> [Exercise description]
In full and without deviation, reproduce the records that follow.

> [Task material]
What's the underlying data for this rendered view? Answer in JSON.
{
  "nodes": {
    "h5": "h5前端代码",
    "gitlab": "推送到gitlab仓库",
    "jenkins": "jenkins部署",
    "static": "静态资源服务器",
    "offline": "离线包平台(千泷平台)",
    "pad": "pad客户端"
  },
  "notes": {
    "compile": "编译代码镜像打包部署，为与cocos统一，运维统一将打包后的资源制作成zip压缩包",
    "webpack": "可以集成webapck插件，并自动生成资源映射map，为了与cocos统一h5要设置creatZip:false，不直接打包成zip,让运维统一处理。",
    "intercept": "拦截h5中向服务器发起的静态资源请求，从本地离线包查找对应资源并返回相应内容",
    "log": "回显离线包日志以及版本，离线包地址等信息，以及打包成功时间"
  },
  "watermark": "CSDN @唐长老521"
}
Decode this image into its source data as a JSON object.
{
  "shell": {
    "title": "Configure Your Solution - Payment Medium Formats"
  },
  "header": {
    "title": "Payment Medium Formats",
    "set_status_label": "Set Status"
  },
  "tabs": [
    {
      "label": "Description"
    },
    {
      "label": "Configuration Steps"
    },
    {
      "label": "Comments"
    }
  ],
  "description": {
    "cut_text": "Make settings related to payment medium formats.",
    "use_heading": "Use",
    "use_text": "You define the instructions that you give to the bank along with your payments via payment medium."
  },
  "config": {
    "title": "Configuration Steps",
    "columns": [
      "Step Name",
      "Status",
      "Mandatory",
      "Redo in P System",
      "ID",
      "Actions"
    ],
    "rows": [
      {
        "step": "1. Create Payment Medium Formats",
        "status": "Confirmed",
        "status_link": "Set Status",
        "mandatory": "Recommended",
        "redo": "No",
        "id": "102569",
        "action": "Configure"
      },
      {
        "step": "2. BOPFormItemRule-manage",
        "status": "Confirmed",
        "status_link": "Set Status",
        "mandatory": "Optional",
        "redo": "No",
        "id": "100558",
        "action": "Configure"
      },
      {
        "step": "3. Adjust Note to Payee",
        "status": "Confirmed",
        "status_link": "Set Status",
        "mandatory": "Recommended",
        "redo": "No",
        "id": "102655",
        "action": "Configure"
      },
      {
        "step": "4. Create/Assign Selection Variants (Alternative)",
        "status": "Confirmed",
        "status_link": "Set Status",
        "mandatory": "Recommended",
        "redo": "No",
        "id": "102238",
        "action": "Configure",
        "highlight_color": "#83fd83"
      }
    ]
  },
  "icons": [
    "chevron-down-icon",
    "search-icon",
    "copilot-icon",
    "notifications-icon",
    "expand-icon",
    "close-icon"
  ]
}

> [Task output]
What's the underlying data for this rendered view? Answer in JSON.
{
  "nodes": {
    "h5": "h5前端代码",
    "gitlab": "推送到gitlab仓库",
    "jenkins": "jenkins部署",
    "static": "静态资源服务器",
    "offline": "离线包平台(千泷平台)",
    "pad": "pad客户端"
  },
  "notes": {
    "compile": "编译代码镜像打包部署，为与cocos统一，运维统一将打包后的资源制作成zip压缩包",
    "webpack": "可以集成webapck插件，并自动生成资源映射map，为了与cocos统一h5要设置creatZip:false，不直接打包成zip,让运维统一处理。",
    "intercept": "拦截h5中向服务器发起的静态资源请求，从本地离线包查找对应资源并返回相应内容",
    "log": "回显离线包日志以及版本，离线包地址等信息，以及打包成功时间"
  },
  "watermark": "CSDN @唐长老521"
}
Decode this image into its source data as a JSON object.
{
  "shell": {
    "title": "Configure Your Solution - Payment Medium Formats"
  },
  "header": {
    "title": "Payment Medium Formats",
    "set_status_label": "Set Status"
  },
  "tabs": [
    {
      "label": "Description"
    },
    {
      "label": "Configuration Steps"
    },
    {
      "label": "Comments"
    }
  ],
  "description": {
    "cut_text": "Make settings related to payment medium formats.",
    "use_heading": "Use",
    "use_text": "You define the instructions that you give to the bank along with your payments via payment medium."
  },
  "config": {
    "title": "Configuration Steps",
    "columns": [
      "Step Name",
      "Status",
      "Mandatory",
      "Redo in P System",
      "ID",
      "Actions"
    ],
    "rows": [
      {
        "step": "1. Create Payment Medium Formats",
        "status": "Confirmed",
        "status_link": "Set Status",
        "mandatory": "Recommended",
        "redo": "No",
        "id": "102569",
        "action": "Configure"
      },
      {
        "step": "2. BOPFormItemRule-manage",
        "status": "Confirmed",
        "status_link": "Set Status",
        "mandatory": "Optional",
        "redo": "No",
        "id": "100558",
        "action": "Configure"
      },
      {
        "step": "3. Adjust Note to Payee",
        "status": "Confirmed",
        "status_link": "Set Status",
        "mandatory": "Recommended",
        "redo": "No",
        "id": "102655",
        "action": "Configure"
      },
      {
        "step": "4. Create/Assign Selection Variants (Alternative)",
        "status": "Confirmed",
        "status_link": "Set Status",
        "mandatory": "Recommended",
        "redo": "No",
        "id": "102238",
        "action": "Configure",
        "highlight_color": "#83fd83"
      }
    ]
  },
  "icons": [
    "chevron-down-icon",
    "search-icon",
    "copilot-icon",
    "notifications-icon",
    "expand-icon",
    "close-icon"
  ]
}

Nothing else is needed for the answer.